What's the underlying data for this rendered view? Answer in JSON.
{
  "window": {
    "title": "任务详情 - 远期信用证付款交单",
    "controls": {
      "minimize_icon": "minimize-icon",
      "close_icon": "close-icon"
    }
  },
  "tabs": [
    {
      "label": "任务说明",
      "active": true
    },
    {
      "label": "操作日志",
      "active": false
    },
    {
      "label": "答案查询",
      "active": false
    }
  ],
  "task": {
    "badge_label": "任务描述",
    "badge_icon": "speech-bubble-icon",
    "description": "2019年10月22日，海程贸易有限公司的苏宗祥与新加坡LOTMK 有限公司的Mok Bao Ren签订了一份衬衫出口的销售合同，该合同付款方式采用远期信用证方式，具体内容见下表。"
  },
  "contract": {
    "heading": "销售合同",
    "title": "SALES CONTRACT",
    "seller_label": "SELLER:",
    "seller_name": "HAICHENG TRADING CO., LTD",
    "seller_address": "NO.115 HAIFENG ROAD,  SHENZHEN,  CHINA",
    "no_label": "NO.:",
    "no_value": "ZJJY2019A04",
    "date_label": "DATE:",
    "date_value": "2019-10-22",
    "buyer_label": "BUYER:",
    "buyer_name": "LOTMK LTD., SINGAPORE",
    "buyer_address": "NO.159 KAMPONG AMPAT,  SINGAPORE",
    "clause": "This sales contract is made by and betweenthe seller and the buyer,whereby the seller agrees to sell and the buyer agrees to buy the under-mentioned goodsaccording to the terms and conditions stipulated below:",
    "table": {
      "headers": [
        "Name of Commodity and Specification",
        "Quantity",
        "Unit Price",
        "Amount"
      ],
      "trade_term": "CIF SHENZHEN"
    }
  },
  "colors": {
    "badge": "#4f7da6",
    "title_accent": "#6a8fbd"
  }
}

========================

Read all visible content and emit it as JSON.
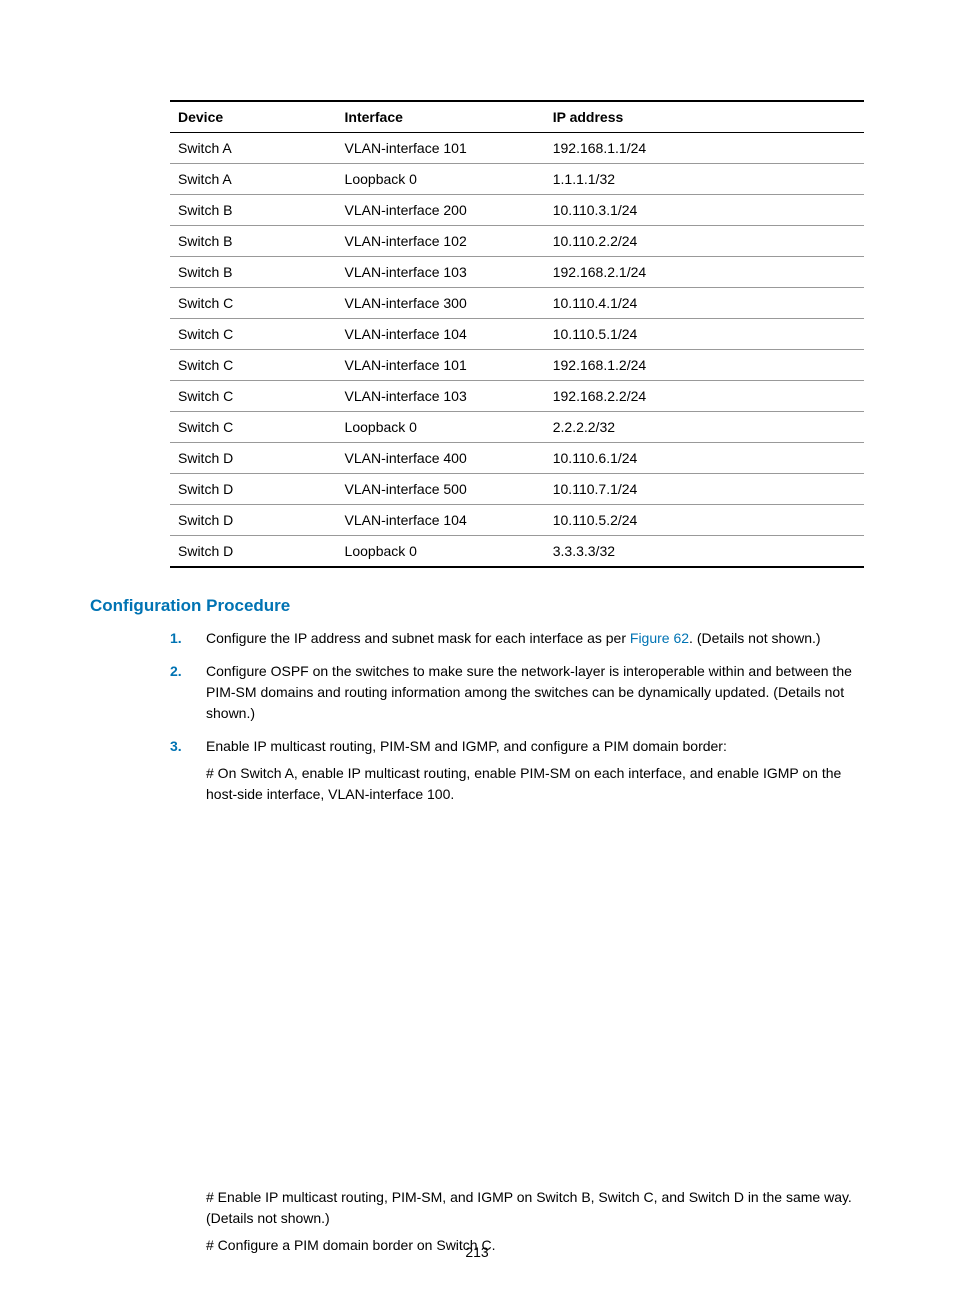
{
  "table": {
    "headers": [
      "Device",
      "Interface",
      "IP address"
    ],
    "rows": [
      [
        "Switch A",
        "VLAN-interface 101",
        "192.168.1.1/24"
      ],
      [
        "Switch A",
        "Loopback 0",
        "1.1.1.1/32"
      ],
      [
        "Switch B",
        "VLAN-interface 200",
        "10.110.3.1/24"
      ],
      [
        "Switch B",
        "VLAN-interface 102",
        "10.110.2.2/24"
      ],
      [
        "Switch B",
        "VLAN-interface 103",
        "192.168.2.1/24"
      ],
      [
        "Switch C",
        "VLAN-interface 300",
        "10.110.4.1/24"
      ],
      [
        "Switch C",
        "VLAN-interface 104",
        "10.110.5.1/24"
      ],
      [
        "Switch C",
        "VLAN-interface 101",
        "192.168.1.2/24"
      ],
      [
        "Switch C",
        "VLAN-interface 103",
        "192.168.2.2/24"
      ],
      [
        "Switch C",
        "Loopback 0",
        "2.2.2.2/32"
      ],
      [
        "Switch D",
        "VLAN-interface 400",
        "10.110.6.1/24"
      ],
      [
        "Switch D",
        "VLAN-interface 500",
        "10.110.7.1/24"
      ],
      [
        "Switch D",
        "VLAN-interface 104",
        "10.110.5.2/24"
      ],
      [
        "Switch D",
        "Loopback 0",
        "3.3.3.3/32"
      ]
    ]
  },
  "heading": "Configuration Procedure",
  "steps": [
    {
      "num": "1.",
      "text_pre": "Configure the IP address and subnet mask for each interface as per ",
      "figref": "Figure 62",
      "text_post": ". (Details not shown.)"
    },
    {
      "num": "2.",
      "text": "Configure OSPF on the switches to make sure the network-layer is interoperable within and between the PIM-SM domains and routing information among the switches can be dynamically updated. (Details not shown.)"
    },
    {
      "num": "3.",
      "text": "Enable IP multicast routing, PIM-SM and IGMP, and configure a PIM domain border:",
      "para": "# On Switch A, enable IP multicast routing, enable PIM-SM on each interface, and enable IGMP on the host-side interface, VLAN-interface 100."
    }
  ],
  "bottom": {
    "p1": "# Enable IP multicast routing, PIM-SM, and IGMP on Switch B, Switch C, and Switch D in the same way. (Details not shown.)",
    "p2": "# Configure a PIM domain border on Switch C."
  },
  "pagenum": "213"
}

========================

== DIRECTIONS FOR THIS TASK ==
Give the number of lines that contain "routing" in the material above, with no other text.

== ANSWER TO THE EXERCISE ==
4